DW: Last year I organized an exhibition called The Possible that re-conceived the museum as an experimental school. Artists designed, facilitated, and worked off of a series of spaces, including studios, performance and spaces, a library, and an outdoor garden. The situation was highly collaborative: what started as 100 characters quickly grew to 200 people involved in varying media that ranged from furniture fabricators, studio facilitators, performers, artists in residence, teachers, interrupters, documenters, food providers, visitors. The work created in the museum and the ephemera from the performances, workshops, and events were then featured in a gallery installation.
JS: You have an umbrella organization for your work that you call Ribbons. Where does the name come from and how do you define that work?
DW: Ribbons is an organization I started with my friend Frank Lyon, we came up with the name in 2005 when we both moved to the Bay Area. We made books and records, and planned outdoor shows. Frank has since moved back to New York, and I continue organize events and gatherings under the name Ribbons. These events usually involve maps that bring people to spaces they may not otherwise find; they bring together music, installation and exploration; essentially, they are an open platform for gathering.
JS: Can you tell me about the Barn Raising? How did that come about?
DW: The Barn Raising was the physical raising of a house on a property in Ukiah that has long been a place for artists to connect and work on projects, an informal place of retreat. In 2009, Hannah and I collaborated with our good friend Jesse Schlesinger and a crew of close collaborators to plan a Ribbons-style event, which took the form of a group residency that culminated in a three-day event with lots of people, music, and a dance party under the moon. The experience opened the conversation to creating a residency on the property. Larry, the owner of the property, invited Jesse to work with a master carpenter of Japanese joinery named Paul Discoe to organize a class to build a house. Jesse brought a group together weekly to work with Paul in his Oakland mill (Joinery Structures) and after two years of preparing each piece of the building, we organized a weekend long “Barn Raising,” where we raised the house from foundation to roof. The house is almost fully finished, and we will celebrate the final touches in the spring.
JS: And about your sing along book you are working on at the moment?
DW: There is a great songbook at the space in Ukiah, and a highlight of every trip there is to get a group together and sing. My friend, Colter Jacobsen and I thought it would be fun to ask musicians to think of good sing-a-long songs and to record them playing. We wrote down the chords and lyrics and kept a collection. Now our book has close to 200 songs that cover the ground between Arthur Russell, New Order, Fleetwood Mac, Patsy Cline, Moon Dog and Blind Melon. I’m going to an art center in Asheville, NC to make an edition of the song book and host a singing session.
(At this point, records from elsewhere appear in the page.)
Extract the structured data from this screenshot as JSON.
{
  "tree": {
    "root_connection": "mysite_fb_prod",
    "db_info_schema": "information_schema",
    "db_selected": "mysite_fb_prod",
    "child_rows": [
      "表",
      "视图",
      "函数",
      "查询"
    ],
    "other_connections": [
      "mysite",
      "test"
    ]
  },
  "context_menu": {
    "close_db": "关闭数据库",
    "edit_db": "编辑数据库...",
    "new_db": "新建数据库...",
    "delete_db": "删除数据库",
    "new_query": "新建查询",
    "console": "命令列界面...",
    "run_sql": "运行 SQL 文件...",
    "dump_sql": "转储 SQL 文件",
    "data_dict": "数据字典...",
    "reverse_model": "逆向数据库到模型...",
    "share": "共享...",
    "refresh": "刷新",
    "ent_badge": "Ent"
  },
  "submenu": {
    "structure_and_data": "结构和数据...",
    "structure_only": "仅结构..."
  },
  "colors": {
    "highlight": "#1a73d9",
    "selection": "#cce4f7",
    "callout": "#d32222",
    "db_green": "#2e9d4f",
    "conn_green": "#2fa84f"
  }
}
I’m exited to see what people bring to the collection.
JS: How does food or cooking relate to the events you create?
DW: Nearly every event I have ever organized has involved collaborating with a chef. Food can be an essential part of an art experience, a means to deepen the senses. There is a real union of the food and art communities here in Berkeley. People are willing to step out of their restaurant space and share their work in a different way.
JS: Hannah, do you and David ever collaborate?
HBD: Yes, I have documented some Ribbons events, cooked for work events on weekends, and collated some elaborate invitations.
JS: You guys are in the midst of a home renovation that you are doing all yourselves. David, I see you are creating a studio in back. This is your first brick and mortar studio, but you are quite an accomplished artist. Why have you not had a studio until now?
DW: I have always wanted to strip down what I need to do my work. I love working outside, so I have continually found ways to keep my materials portable. When I was younger, I figured I would have more time to work on my art if I didn’t need to make money to pay for a studio space. Hannah and I just bought a house, so all the years of working in lean ways has worked out, and now I am able to build a sweet little studio to work in. I have no idea what I’ll do in it yet.